Whether it’s an elusive summit or an injury that stops you from completing a challenge, failing an adventure will happen to everyone at some point. But as I discovered, failing isn’t always as bad as it seems.
I have a habit of failing on adventures. Just a few weeks ago I failed to reach the summit of Mt Toubkal, the highest peak in North Africa. I stopped just 150m elevation from the summit thanks to issues with my eyes brought on by the altitude and a touch of dehydration.
Personal experience of ‘failing’ an adventure
And in April this year I failed to complete the biggest challenge of my life – a 250km self-supported hike of the Drakensberg Traverse – which follows the border of South Africa and Lesotho.
On day two, I started getting a sharp pain in my right knee. I was carrying a 23kg pack with two weeks of food, three litres of water, plus all camping equipment. Each day was 1,000m+ of elevation on rocky, tussocky and uneven ground. And my knee didn’t like it one bit. By day five I was in agony and was slowing the group down. It was time for me to leave.
It broke my heart leaving that hike; I’d had it planned for over a year, had saved hard to make it happen, and it was my first real expedition. A challenging, remote, off-track hike that hardly anyone in the world had completed.
I was devastated and after a tear-filled, agonising, two-day hike (with no map) down to civilisation, I spent the next week recuperating and waiting for the rest of the group to finish.
After an x-ray, it turned out I had sprained the ligaments in my knee. I knew leaving was the right thing for my health and for the safety of the group. But that didn’t make it any easier. I had failed – so therefore I was a failure.
Is failing an adventure really a failure?
For Kelly Gentry – founder of SwimSwell Open Water Coaching and Swimming in the San Francisco Bay area in the USA – failing an adventure isn’t as black and white as it might seem. As someone who swims marathons and trains others to do the same, she’s seen failure happen plenty of times.
“I think a lot of people have forgotten that ‘challenges’ are called that for a reason,” she says. “If everybody could do it on their first attempt (or even second or third) would we, as adventurers, be so inclined to do it? I’d say no. I think we’re women who thrive on doing the tough things, trying again, and making it our own every time.”Kelly Gentry, founder SwimSWell
For Kelly, a lot of it is about being honest with yourself. Asking yourself ‘have I done everything I can possibly do to make this a success?’
“If I don’t reach my expected goal I ask that question,” she says. “If I can honestly answer that ‘yes’ I trained sufficiently, did everything I could, followed my plan, etc but still didn’t reach my goal that day, I would still consider it a success. Why? Because I put my all into it.”
Listening to these words makes me want to bury my head into my hands. In truth; did I train hard enough for Africa? Probably not. I’ve always struggled with motivation when it comes to any type of training that is not hiking or being outdoors. I was supposed to build core strength, but avoided the gym as I found it a lonely and embarrassing place to be. I basically relied on weekend hikes only, assuming my previous experience would carry me through. And it didn’t.

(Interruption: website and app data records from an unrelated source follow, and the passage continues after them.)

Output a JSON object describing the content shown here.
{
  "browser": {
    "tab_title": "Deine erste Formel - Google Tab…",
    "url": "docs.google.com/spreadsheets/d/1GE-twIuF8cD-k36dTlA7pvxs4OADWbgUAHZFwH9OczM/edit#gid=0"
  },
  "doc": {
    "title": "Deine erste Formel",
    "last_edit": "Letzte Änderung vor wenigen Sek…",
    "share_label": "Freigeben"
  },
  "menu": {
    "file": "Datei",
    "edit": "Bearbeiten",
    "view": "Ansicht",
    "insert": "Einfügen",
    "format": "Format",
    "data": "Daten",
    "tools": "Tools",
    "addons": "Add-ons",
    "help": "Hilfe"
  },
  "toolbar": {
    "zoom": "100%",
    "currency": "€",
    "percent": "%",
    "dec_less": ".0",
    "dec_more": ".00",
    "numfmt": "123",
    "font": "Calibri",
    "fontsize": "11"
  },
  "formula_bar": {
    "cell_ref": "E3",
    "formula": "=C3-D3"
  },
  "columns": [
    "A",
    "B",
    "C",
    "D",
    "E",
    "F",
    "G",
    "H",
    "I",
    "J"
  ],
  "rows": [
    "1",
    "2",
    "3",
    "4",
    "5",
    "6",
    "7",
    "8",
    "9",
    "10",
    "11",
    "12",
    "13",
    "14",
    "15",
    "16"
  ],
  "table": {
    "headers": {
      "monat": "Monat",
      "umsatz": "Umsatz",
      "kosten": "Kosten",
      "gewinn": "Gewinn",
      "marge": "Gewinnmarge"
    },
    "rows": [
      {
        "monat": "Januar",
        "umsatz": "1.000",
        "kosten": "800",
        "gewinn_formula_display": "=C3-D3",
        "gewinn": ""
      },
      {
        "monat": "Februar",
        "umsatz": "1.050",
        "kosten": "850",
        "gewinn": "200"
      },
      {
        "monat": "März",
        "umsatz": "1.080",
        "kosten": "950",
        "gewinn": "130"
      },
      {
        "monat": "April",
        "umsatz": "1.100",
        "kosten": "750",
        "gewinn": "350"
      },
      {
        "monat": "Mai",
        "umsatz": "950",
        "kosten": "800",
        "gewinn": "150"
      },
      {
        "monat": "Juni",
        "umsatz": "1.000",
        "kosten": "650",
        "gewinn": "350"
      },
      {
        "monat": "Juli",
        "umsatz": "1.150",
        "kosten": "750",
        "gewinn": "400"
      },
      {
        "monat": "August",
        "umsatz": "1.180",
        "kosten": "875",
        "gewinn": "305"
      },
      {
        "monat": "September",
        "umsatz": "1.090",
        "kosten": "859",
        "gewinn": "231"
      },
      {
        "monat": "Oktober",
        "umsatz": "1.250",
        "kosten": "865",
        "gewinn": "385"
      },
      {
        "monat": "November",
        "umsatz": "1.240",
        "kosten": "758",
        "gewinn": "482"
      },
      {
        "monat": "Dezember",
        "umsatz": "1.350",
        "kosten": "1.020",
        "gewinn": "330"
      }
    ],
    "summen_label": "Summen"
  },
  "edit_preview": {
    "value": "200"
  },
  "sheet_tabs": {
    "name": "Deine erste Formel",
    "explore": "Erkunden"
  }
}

But – according to Kelly – all is not lost. “If it turns out that actually, no, I haven’t trained enough and maybe I slacked on some things, then the poor preparation was my failure. Not me. And I use it as a lesson for the future. And – if I have the fire to try again – I make a stronger attempt the next time.”
Turning failure into an opportunity
The other good news is that failure can often result in opportunities that you might not have expected. For me, I have an offer from the wonderful guys at Drakensburg Hiker to go back and do the hike with them if I want to. Oh, and I got to spend a night in a luxury safari lodge as part of my recuperation as it was the only place with availability (what’s a girl to do, huh?).
But failure can also offer far more life changing opportunities. For Natalie Oliver-Ironmonger, from the UK, failing to summit Kilimanjaro has led to a career of adventure.
“I got my ass kicked on Kilimanjaro the first time I went,” she says. “I was really unwell from day three, and just had nothing left for the summit. However, I went back four months later and as a result of that I have worked on Kili every year since as an expedition medic and leader. I doubt that I would ever have done that if I’d succeeded first time around. Going back shows bravery and determination, but only if you learn from the first attempt.”Natalie Oliver-Ironmonger
What did I learn from failing an adventure?
So what’s the takeaway from all this? At the time of writing I have another big expedition planned, a 200km cross-country ski across Arctic Norway with the Love Her Wild crew. I’ll be pulling a sled for 17 days in temperatures down to -40°c. I struggle with being nice to myself; but I have to say that I really think I did learn from my mistakes in Africa.
I’m working out every day, having personal training twice a week, learning cross country skiing, and I’m currently dragging tyre called Trevor around three times per week. I hope this effort means that I don’t fail this time. But if I do, I hope I can be kinder to myself. And I hope you can be too.